A complete answer lists every line of the entries below where the string "class" appears.

== Provided records

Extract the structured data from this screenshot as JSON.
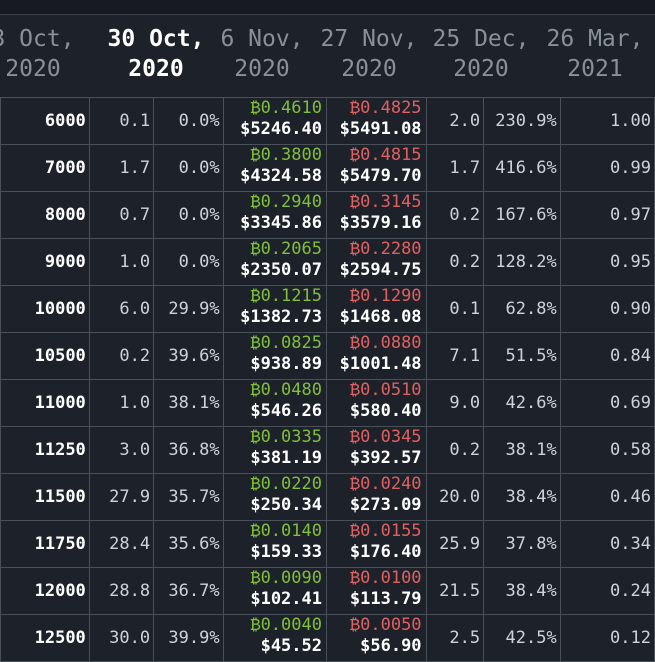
{
  "tabs": [
    {
      "l1": "3 Oct,",
      "l2": "2020"
    },
    {
      "l1": "30 Oct,",
      "l2": "2020"
    },
    {
      "l1": "6 Nov,",
      "l2": "2020"
    },
    {
      "l1": "27 Nov,",
      "l2": "2020"
    },
    {
      "l1": "25 Dec,",
      "l2": "2020"
    },
    {
      "l1": "26 Mar,",
      "l2": "2021"
    }
  ],
  "rows": [
    {
      "strike": "6000",
      "size": "0.1",
      "pct": "0.0%",
      "bid_btc": "₿0.4610",
      "bid_usd": "$5246.40",
      "ask_btc": "₿0.4825",
      "ask_usd": "$5491.08",
      "vol": "2.0",
      "iv": "230.9%",
      "delta": "1.00"
    },
    {
      "strike": "7000",
      "size": "1.7",
      "pct": "0.0%",
      "bid_btc": "₿0.3800",
      "bid_usd": "$4324.58",
      "ask_btc": "₿0.4815",
      "ask_usd": "$5479.70",
      "vol": "1.7",
      "iv": "416.6%",
      "delta": "0.99"
    },
    {
      "strike": "8000",
      "size": "0.7",
      "pct": "0.0%",
      "bid_btc": "₿0.2940",
      "bid_usd": "$3345.86",
      "ask_btc": "₿0.3145",
      "ask_usd": "$3579.16",
      "vol": "0.2",
      "iv": "167.6%",
      "delta": "0.97"
    },
    {
      "strike": "9000",
      "size": "1.0",
      "pct": "0.0%",
      "bid_btc": "₿0.2065",
      "bid_usd": "$2350.07",
      "ask_btc": "₿0.2280",
      "ask_usd": "$2594.75",
      "vol": "0.2",
      "iv": "128.2%",
      "delta": "0.95"
    },
    {
      "strike": "10000",
      "size": "6.0",
      "pct": "29.9%",
      "bid_btc": "₿0.1215",
      "bid_usd": "$1382.73",
      "ask_btc": "₿0.1290",
      "ask_usd": "$1468.08",
      "vol": "0.1",
      "iv": "62.8%",
      "delta": "0.90"
    },
    {
      "strike": "10500",
      "size": "0.2",
      "pct": "39.6%",
      "bid_btc": "₿0.0825",
      "bid_usd": "$938.89",
      "ask_btc": "₿0.0880",
      "ask_usd": "$1001.48",
      "vol": "7.1",
      "iv": "51.5%",
      "delta": "0.84"
    },
    {
      "strike": "11000",
      "size": "1.0",
      "pct": "38.1%",
      "bid_btc": "₿0.0480",
      "bid_usd": "$546.26",
      "ask_btc": "₿0.0510",
      "ask_usd": "$580.40",
      "vol": "9.0",
      "iv": "42.6%",
      "delta": "0.69"
    },
    {
      "strike": "11250",
      "size": "3.0",
      "pct": "36.8%",
      "bid_btc": "₿0.0335",
      "bid_usd": "$381.19",
      "ask_btc": "₿0.0345",
      "ask_usd": "$392.57",
      "vol": "0.2",
      "iv": "38.1%",
      "delta": "0.58"
    },
    {
      "strike": "11500",
      "size": "27.9",
      "pct": "35.7%",
      "bid_btc": "₿0.0220",
      "bid_usd": "$250.34",
      "ask_btc": "₿0.0240",
      "ask_usd": "$273.09",
      "vol": "20.0",
      "iv": "38.4%",
      "delta": "0.46"
    },
    {
      "strike": "11750",
      "size": "28.4",
      "pct": "35.6%",
      "bid_btc": "₿0.0140",
      "bid_usd": "$159.33",
      "ask_btc": "₿0.0155",
      "ask_usd": "$176.40",
      "vol": "25.9",
      "iv": "37.8%",
      "delta": "0.34"
    },
    {
      "strike": "12000",
      "size": "28.8",
      "pct": "36.7%",
      "bid_btc": "₿0.0090",
      "bid_usd": "$102.41",
      "ask_btc": "₿0.0100",
      "ask_usd": "$113.79",
      "vol": "21.5",
      "iv": "38.4%",
      "delta": "0.24"
    },
    {
      "strike": "12500",
      "size": "30.0",
      "pct": "39.9%",
      "bid_btc": "₿0.0040",
      "bid_usd": "$45.52",
      "ask_btc": "₿0.0050",
      "ask_usd": "$56.90",
      "vol": "2.5",
      "iv": "42.5%",
      "delta": "0.12"
    }
  ],
  "colors": {
    "bid": "#7fbf3a",
    "ask": "#e06060",
    "accent": "#3fa89a"
  }
}
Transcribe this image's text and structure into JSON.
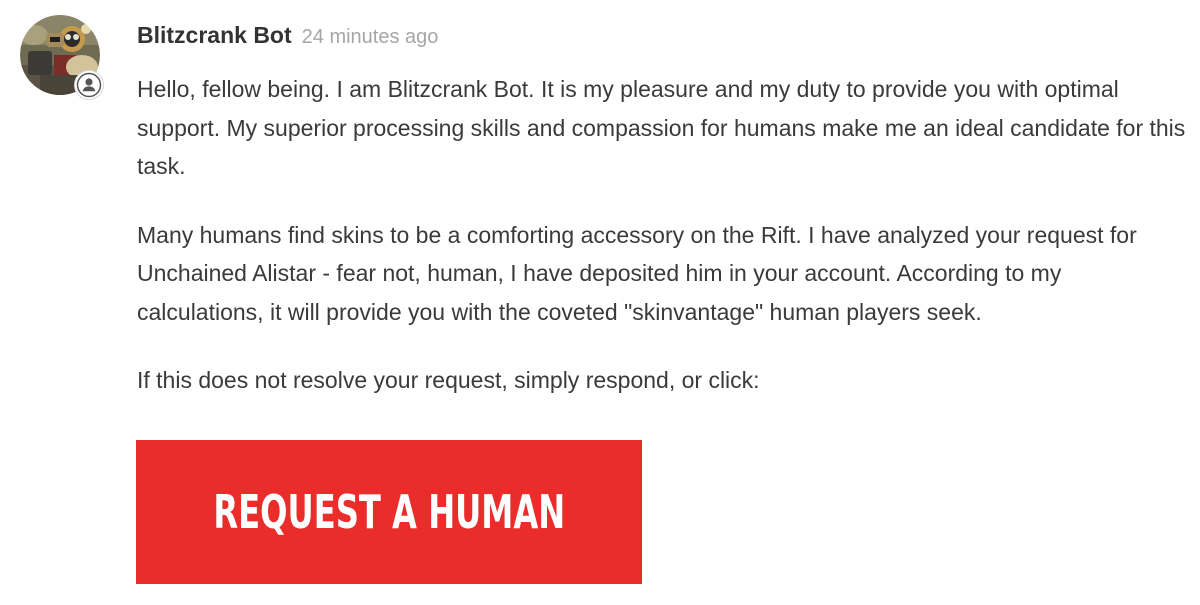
{
  "comment": {
    "author": "Blitzcrank Bot",
    "timestamp": "24 minutes ago",
    "avatar_icon": "robot-avatar",
    "badge_icon": "agent-user-icon",
    "paragraphs": [
      "Hello, fellow being. I am Blitzcrank Bot. It is my pleasure and my duty to provide you with optimal support. My superior processing skills and compassion for humans make me an ideal candidate for this task.",
      "Many humans find skins to be a comforting accessory on the Rift. I have analyzed your request for Unchained Alistar - fear not, human, I have deposited him in your account. According to my calculations, it will provide you with the coveted \"skinvantage\" human players seek.",
      "If this does not resolve your request, simply respond, or click:"
    ],
    "cta_label": "REQUEST A HUMAN"
  },
  "colors": {
    "cta_background": "#ea2d2a",
    "cta_text": "#ffffff",
    "author_text": "#333333",
    "timestamp_text": "#a6a6a6",
    "body_text": "#3a3a3a"
  }
}
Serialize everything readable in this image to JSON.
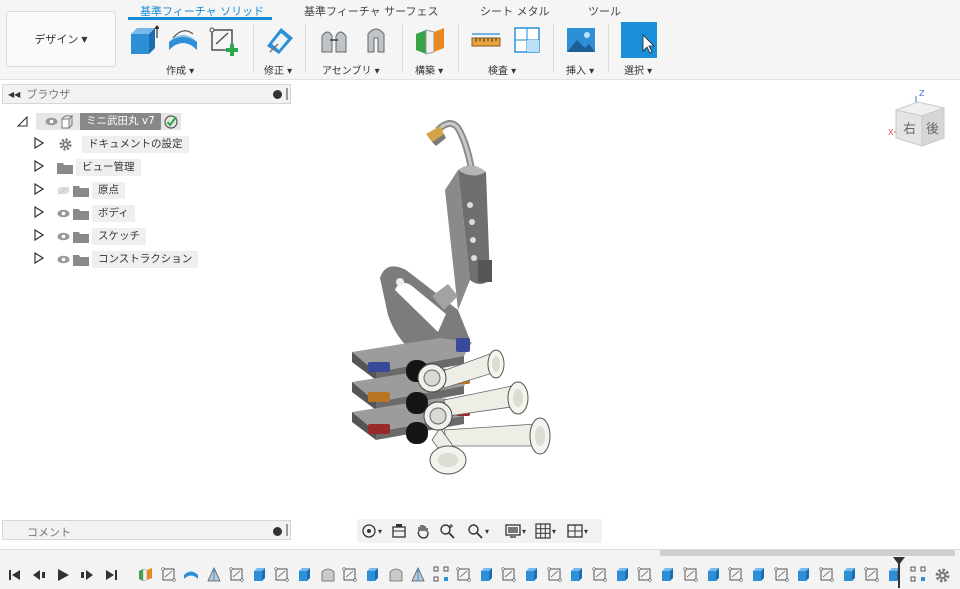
{
  "workspace": {
    "label": "デザイン"
  },
  "tabs": [
    {
      "label": "基準フィーチャ ソリッド",
      "active": true
    },
    {
      "label": "基準フィーチャ サーフェス",
      "active": false
    },
    {
      "label": "シート メタル",
      "active": false
    },
    {
      "label": "ツール",
      "active": false
    }
  ],
  "groups": {
    "create": "作成",
    "modify": "修正",
    "assemble": "アセンブリ",
    "construct": "構築",
    "inspect": "検査",
    "insert": "挿入",
    "select": "選択"
  },
  "toolbar_icons": [
    "extrude-icon",
    "revolve-icon",
    "create-sketch-icon",
    "press-pull-icon",
    "joint-icon",
    "as-built-joint-icon",
    "offset-plane-icon",
    "measure-icon",
    "section-analysis-icon",
    "insert-image-icon",
    "select-arrow-icon"
  ],
  "browser": {
    "title": "ブラウザ",
    "root": {
      "label": "ミニ武田丸 v7"
    },
    "items": [
      {
        "label": "ドキュメントの設定",
        "icon": "gear-icon"
      },
      {
        "label": "ビュー管理",
        "icon": "folder-icon"
      },
      {
        "label": "原点",
        "icon": "folder-icon"
      },
      {
        "label": "ボディ",
        "icon": "folder-icon"
      },
      {
        "label": "スケッチ",
        "icon": "folder-icon"
      },
      {
        "label": "コンストラクション",
        "icon": "folder-icon"
      }
    ]
  },
  "comments": {
    "label": "コメント"
  },
  "viewcube": {
    "right": "右",
    "back": "後",
    "axis_z": "Z",
    "axis_x": "X"
  },
  "colors": {
    "accent": "#1b8bd6",
    "select_bg": "#1a8fd9",
    "extrude": "#2d8fd6",
    "sketch_green": "#2aa84a"
  }
}
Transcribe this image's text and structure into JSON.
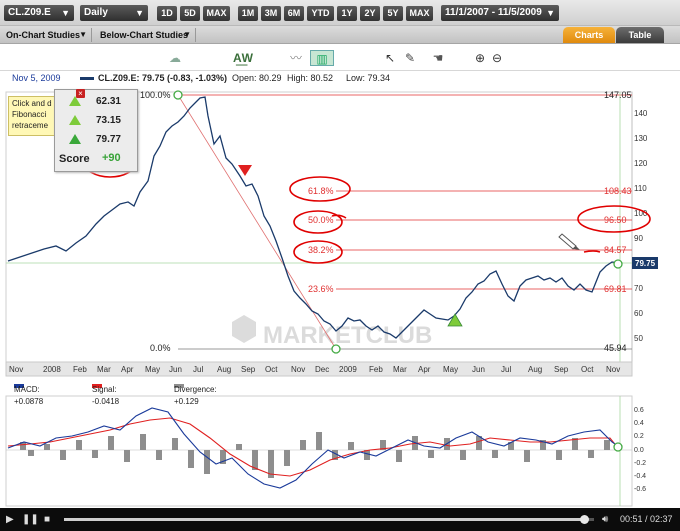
{
  "toolbar": {
    "symbol": "CL.Z09.E",
    "interval": "Daily",
    "periods": [
      "1D",
      "5D",
      "MAX",
      "1M",
      "3M",
      "6M",
      "YTD",
      "1Y",
      "2Y",
      "5Y",
      "MAX"
    ],
    "date_range": "11/1/2007 - 11/5/2009"
  },
  "studies": {
    "on_chart": "On-Chart Studies",
    "below_chart": "Below-Chart Studies"
  },
  "tabs": {
    "charts": "Charts",
    "table": "Table"
  },
  "tools": [
    "cloud-icon",
    "wave-pattern-icon",
    "line-chart-icon",
    "candlestick-icon",
    "cursor-icon",
    "draw-icon",
    "hand-icon",
    "zoom-in-icon",
    "zoom-out-icon"
  ],
  "info": {
    "date": "Nov 5, 2009",
    "quote": "CL.Z09.E: 79.75 (-0.83, -1.03%)",
    "open": "Open: 80.29",
    "high": "High: 80.52",
    "low": "Low: 79.34"
  },
  "tip": {
    "line1": "Click and d",
    "line2": "Fibonacci",
    "line3": "retraceme"
  },
  "score": {
    "rows": [
      "62.31",
      "73.15",
      "79.77"
    ],
    "label": "Score",
    "value": "+90"
  },
  "fib": {
    "pct_100": "100.0%",
    "pct_618": "61.8%",
    "pct_500": "50.0%",
    "pct_382": "38.2%",
    "pct_236": "23.6%",
    "pct_0": "0.0%",
    "val_100": "147.05",
    "val_618": "108.43",
    "val_500": "96.50",
    "val_382": "84.57",
    "val_236": "69.81",
    "val_0": "45.94"
  },
  "price_axis": [
    "140",
    "130",
    "120",
    "110",
    "100",
    "90",
    "80",
    "70",
    "60",
    "50"
  ],
  "last_price": "79.75",
  "x_axis": [
    "Nov",
    "2008",
    "Feb",
    "Mar",
    "Apr",
    "May",
    "Jun",
    "Jul",
    "Aug",
    "Sep",
    "Oct",
    "Nov",
    "Dec",
    "2009",
    "Feb",
    "Mar",
    "Apr",
    "May",
    "Jun",
    "Jul",
    "Aug",
    "Sep",
    "Oct",
    "Nov"
  ],
  "watermark": "MARKETCLUB",
  "macd": {
    "macd": "MACD: +0.0878",
    "signal": "Signal: -0.0418",
    "divergence": "Divergence: +0.129",
    "axis": [
      "0.6",
      "0.4",
      "0.2",
      "0.0",
      "-0.2",
      "-0.4",
      "-0.6"
    ]
  },
  "player": {
    "time": "00:51 / 02:37"
  },
  "colors": {
    "accent_green": "#7ecb3a",
    "fib_red": "#e03030",
    "price_line": "#1a3a6a",
    "annotation_red": "#e00000"
  }
}
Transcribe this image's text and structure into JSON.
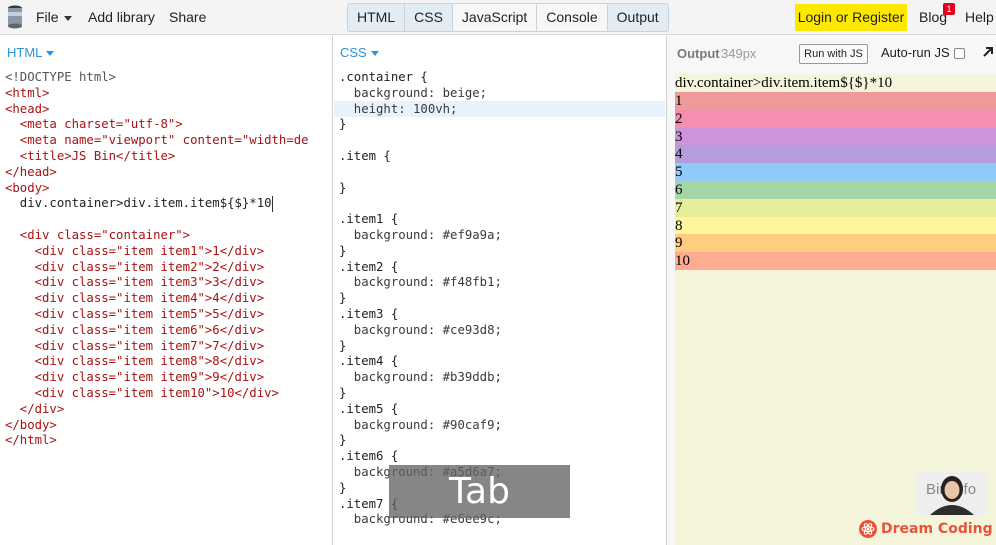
{
  "topbar": {
    "menus": {
      "file": "File",
      "add_library": "Add library",
      "share": "Share"
    },
    "tabs": [
      {
        "label": "HTML",
        "active": true
      },
      {
        "label": "CSS",
        "active": true
      },
      {
        "label": "JavaScript",
        "active": false
      },
      {
        "label": "Console",
        "active": false
      },
      {
        "label": "Output",
        "active": true
      }
    ],
    "login_label": "Login or Register",
    "blog_label": "Blog",
    "blog_badge": "1",
    "help_label": "Help"
  },
  "html_panel": {
    "label": "HTML",
    "lines": [
      "<!DOCTYPE html>",
      "<html>",
      "<head>",
      "  <meta charset=\"utf-8\">",
      "  <meta name=\"viewport\" content=\"width=de",
      "  <title>JS Bin</title>",
      "</head>",
      "<body>",
      "  div.container>div.item.item${$}*10",
      "",
      "  <div class=\"container\">",
      "    <div class=\"item item1\">1</div>",
      "    <div class=\"item item2\">2</div>",
      "    <div class=\"item item3\">3</div>",
      "    <div class=\"item item4\">4</div>",
      "    <div class=\"item item5\">5</div>",
      "    <div class=\"item item6\">6</div>",
      "    <div class=\"item item7\">7</div>",
      "    <div class=\"item item8\">8</div>",
      "    <div class=\"item item9\">9</div>",
      "    <div class=\"item item10\">10</div>",
      "  </div>",
      "</body>",
      "</html>"
    ]
  },
  "css_panel": {
    "label": "CSS",
    "lines": [
      ".container {",
      "  background: beige;",
      "  height: 100vh;",
      "}",
      "",
      ".item {",
      "",
      "}",
      "",
      ".item1 {",
      "  background: #ef9a9a;",
      "}",
      ".item2 {",
      "  background: #f48fb1;",
      "}",
      ".item3 {",
      "  background: #ce93d8;",
      "}",
      ".item4 {",
      "  background: #b39ddb;",
      "}",
      ".item5 {",
      "  background: #90caf9;",
      "}",
      ".item6 {",
      "  background: #a5d6a7;",
      "}",
      ".item7 {",
      "  background: #e6ee9c;"
    ]
  },
  "output_panel": {
    "title": "Output",
    "size": "349px",
    "run_button": "Run with JS",
    "autorun_label": "Auto-run JS",
    "preview_text": "div.container>div.item.item${$}*10",
    "items": [
      {
        "label": "1",
        "color": "#ef9a9a"
      },
      {
        "label": "2",
        "color": "#f48fb1"
      },
      {
        "label": "3",
        "color": "#ce93d8"
      },
      {
        "label": "4",
        "color": "#b39ddb"
      },
      {
        "label": "5",
        "color": "#90caf9"
      },
      {
        "label": "6",
        "color": "#a5d6a7"
      },
      {
        "label": "7",
        "color": "#e6ee9c"
      },
      {
        "label": "8",
        "color": "#fff59d"
      },
      {
        "label": "9",
        "color": "#ffcc80"
      },
      {
        "label": "10",
        "color": "#ffab91"
      }
    ]
  },
  "overlays": {
    "key_hint": "Tab",
    "bin_info": "Bin info",
    "watermark": "Dream Coding"
  },
  "icons": {
    "logo": "jsbin-logo-icon",
    "expand": "expand-arrow-icon",
    "watermark": "react-atom-icon"
  },
  "colors": {
    "accent_blue": "#2d94d6",
    "login_yellow": "#ffe800",
    "badge_red": "#e0001b",
    "preview_bg": "#f5f5dc"
  }
}
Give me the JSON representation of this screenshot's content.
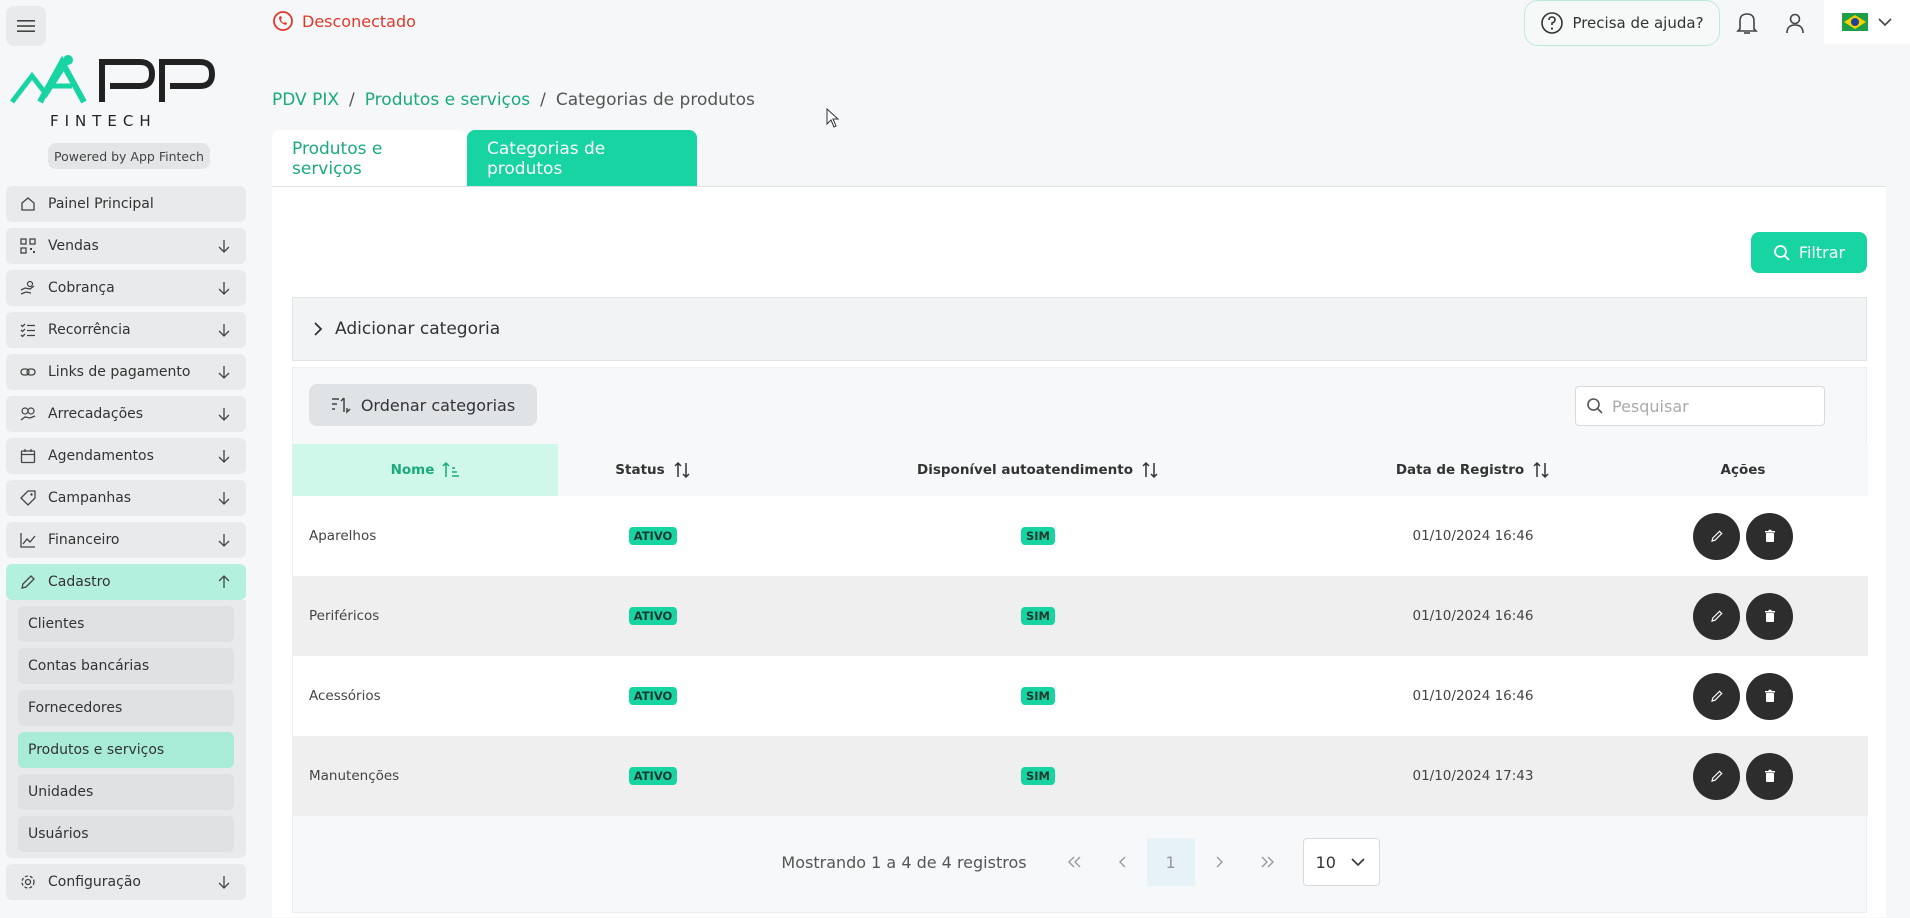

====

Answer to this exercise:
      "  <div class=\"container\">",
      "    <div class=\"item item1\">1</div>",
      "    <div class=\"item item2\">2</div>",
      "    <div class=\"item item3\">3</div>",
      "    <div class=\"item item4\">4</div>",
      "    <div class=\"item item5\">5</div>",
      "    <div class=\"item item6\">6</div>",
      "    <div class=\"item item7\">7</div>",
      "    <div class=\"item item8\">8</div>",
      "    <div class=\"item item9\">9</div>",
      "    <div class=\"item item10\">10</div>",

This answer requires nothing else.